New IHS Automotive/Groupe Futuribles study says sharp reduction in motor vehicle use by 2035 will trim sales by 30 million units annually while providing opportunities for new transportation models

SOUTHFIELD, Mich. (6th March 2015) – Trends in urban motorization could reduce the number of motor vehicles in use globally in 2035 by 250 million and trim new sales by 30 million units annually. This will be most pronounced in developing countries where the auto industry is counting on growth, however, the impact will be felt in all markets, according to a new study on urban mobility from IHS Automotive and Groupe Futuribles.

The reason? Population growth and regulations that curb traffic congestion to ensure economic vitality and reduce pollution. The study notes that more than half the world’s population is now living in urban areas, and by 2035, more than 60 percent will be living in cities, resulting in population densities far greater than they are today.

“It’s all about the cities,” said IHS Automotive researcher Philip Gott, Project Manager of the study, “The Impact of New Urban Mobility on Automotive Markets and Industry.” “Tomorrow’s cities just cannot fit the same number of cars per person as do the mature-market cities of today.”

The study notes that the population density of Asian cities is several times that of European and American cities and that urban Asian is already heavily congested with two-wheeled vehicles. As a result, Asian and other developing market cities will not achieve the levels of car motorization enjoyed in the West, nor meet sales and production growth levels currently forecast by the auto industry.

For example, Beijing, with about 130 cars per thousand people in its urban zone, has set an absolute cap of six million vehicles of all types that it will allow to be registered in the city center. However, Beijing has already registered 5.4 million vehicles and an increase of 10 percent at most would still leave them far short of the 400 to 500 cars per thousand people ratio seen in Europe and the United States.

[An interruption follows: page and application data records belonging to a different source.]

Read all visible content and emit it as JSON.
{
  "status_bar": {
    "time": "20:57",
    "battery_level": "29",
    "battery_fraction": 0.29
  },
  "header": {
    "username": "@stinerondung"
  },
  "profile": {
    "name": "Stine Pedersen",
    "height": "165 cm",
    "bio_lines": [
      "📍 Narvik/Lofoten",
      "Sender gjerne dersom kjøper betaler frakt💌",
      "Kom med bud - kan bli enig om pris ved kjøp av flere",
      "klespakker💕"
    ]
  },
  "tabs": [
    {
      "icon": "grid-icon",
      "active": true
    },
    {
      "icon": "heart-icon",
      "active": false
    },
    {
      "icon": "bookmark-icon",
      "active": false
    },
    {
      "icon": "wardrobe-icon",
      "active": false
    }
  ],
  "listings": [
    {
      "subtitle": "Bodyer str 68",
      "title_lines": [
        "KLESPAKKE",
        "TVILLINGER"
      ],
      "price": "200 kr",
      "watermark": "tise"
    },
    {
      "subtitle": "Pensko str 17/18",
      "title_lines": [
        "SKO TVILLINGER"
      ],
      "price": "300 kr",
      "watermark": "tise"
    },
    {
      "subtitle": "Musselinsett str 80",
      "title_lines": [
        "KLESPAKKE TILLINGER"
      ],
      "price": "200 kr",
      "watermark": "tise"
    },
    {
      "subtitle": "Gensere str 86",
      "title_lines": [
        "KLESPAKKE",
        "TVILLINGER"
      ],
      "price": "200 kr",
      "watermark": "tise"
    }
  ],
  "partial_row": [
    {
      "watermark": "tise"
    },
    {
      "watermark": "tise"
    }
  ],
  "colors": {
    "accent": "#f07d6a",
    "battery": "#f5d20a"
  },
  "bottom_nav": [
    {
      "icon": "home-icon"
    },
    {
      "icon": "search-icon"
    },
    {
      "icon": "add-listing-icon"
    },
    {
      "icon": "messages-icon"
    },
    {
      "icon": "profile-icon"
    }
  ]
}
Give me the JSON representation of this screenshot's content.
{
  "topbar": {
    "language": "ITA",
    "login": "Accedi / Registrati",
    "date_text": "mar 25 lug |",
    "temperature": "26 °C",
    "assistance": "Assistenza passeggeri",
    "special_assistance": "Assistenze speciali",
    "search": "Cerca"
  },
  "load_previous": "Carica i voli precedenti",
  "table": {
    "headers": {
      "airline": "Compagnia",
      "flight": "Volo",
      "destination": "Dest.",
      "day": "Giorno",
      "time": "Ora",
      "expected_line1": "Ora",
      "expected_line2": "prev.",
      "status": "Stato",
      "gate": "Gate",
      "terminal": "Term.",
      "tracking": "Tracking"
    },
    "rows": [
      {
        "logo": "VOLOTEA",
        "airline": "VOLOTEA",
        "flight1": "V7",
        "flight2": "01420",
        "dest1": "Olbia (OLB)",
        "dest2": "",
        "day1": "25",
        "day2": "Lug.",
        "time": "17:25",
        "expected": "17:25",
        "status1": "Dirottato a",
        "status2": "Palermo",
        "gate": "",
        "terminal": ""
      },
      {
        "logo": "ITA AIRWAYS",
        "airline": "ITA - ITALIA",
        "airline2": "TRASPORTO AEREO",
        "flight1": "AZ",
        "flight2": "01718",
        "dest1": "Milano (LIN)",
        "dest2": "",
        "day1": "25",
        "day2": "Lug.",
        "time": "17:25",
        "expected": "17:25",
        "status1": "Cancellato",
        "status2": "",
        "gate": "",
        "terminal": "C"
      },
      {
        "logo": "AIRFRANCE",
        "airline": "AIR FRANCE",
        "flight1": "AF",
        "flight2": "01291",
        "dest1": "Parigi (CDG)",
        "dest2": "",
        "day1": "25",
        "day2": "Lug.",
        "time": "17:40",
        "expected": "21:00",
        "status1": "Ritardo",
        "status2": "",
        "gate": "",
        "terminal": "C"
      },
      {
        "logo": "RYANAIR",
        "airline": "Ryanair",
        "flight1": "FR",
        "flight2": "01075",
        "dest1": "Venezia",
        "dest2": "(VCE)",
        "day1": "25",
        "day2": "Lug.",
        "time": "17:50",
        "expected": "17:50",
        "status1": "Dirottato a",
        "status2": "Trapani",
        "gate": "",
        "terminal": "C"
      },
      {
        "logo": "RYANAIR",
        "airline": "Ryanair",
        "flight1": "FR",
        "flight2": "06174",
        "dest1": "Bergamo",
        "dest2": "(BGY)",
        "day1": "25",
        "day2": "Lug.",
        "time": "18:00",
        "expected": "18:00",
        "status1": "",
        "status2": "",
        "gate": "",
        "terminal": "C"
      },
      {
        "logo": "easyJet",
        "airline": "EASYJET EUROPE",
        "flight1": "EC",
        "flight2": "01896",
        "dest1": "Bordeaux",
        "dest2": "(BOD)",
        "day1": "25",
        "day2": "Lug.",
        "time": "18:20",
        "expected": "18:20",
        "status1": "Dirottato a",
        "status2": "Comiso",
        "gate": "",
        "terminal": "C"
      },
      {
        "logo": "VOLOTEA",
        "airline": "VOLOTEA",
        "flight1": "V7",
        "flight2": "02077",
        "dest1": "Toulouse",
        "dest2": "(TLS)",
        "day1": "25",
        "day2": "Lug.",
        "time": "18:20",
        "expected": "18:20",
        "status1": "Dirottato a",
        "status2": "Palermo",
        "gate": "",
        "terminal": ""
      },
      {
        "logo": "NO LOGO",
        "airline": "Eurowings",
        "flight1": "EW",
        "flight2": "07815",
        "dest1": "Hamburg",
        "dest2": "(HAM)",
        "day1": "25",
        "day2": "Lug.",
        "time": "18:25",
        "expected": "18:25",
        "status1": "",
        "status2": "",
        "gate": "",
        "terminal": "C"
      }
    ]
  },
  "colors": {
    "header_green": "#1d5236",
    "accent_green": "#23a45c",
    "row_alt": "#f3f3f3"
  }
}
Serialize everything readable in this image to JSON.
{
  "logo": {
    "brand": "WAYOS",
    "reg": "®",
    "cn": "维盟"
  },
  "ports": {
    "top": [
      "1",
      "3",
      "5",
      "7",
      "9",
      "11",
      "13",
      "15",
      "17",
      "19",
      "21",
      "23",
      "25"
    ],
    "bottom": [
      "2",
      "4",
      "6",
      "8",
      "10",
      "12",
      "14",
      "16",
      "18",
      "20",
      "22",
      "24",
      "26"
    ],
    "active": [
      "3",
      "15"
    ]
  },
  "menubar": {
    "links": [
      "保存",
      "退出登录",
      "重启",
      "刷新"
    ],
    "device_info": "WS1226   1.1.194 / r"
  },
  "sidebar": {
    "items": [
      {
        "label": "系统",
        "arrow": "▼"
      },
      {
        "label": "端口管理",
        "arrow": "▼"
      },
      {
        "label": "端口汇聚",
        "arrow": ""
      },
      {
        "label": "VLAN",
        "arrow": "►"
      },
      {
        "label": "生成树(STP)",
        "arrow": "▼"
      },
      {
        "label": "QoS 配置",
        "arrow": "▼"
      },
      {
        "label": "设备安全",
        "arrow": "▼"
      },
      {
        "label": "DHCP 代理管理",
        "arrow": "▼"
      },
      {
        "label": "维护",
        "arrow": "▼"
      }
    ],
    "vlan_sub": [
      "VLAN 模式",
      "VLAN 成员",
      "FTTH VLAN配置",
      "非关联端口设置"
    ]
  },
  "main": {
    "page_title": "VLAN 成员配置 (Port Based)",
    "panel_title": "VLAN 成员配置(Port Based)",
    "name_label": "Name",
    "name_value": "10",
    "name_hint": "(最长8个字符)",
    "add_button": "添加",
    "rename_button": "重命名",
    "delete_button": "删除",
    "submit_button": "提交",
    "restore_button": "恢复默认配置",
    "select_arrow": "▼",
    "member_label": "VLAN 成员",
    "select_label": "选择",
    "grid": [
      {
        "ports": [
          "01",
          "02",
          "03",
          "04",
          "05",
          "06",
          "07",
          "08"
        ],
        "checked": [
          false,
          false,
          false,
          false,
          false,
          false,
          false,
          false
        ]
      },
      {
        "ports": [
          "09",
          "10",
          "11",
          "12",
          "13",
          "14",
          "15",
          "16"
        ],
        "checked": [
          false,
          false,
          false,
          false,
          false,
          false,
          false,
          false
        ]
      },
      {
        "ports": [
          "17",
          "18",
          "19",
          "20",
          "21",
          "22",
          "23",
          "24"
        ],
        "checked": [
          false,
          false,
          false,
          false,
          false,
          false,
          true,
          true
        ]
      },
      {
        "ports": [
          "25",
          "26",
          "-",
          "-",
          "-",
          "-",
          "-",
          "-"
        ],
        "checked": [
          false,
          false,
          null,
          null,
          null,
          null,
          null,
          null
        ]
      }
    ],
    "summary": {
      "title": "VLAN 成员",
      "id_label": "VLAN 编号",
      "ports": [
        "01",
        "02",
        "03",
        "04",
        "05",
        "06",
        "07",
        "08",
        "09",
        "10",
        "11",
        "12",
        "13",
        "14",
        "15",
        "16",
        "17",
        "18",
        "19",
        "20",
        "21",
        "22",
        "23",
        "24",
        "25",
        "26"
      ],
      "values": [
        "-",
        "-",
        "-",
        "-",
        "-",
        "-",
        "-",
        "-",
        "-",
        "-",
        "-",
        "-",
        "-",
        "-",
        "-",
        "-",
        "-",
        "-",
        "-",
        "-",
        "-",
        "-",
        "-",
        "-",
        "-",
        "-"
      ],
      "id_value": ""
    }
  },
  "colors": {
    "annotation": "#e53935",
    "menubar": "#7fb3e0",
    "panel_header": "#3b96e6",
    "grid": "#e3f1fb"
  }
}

The study notes there is already sufficient global production capacity to meet anticipated demand, though the plants may be sited currently in the wrong locations, and warns that over-capacity and low factory utilization is likely unless automakers grasp the implications of the new urban mobility constraints.  Furthermore, the lack of net global organic sales expansion will make funding of new plants in growth markets more difficult.

Long-term revenue growth for the industry depends on successful conquest sales and new business models which engage car-as-a–service (car sharing), not just car-as-a-product, and integrate mechanized, autonomous or self-driving cars and commercial vehicles as well as virtual mobility into evolving urban lifestyles. In addition, new forms of urban-specific passenger cars and light trucks are expected to evolve.

Among the expected changes to the driving landscape is the leap in autonomous car technology leading to self-driving cars that will eventually reverse the congestion-induced negative impact because they will lower accident frequency, be programmed for more efficient fuel consumption, provide the occupants time for unfettered communication and result in more efficient traffic flow, the study says.

Phil Gott, study project leader, will be in Melbourne, as a key note speaker at the “Cars of Tomorrow” conference on Wednesday 12th March, next week.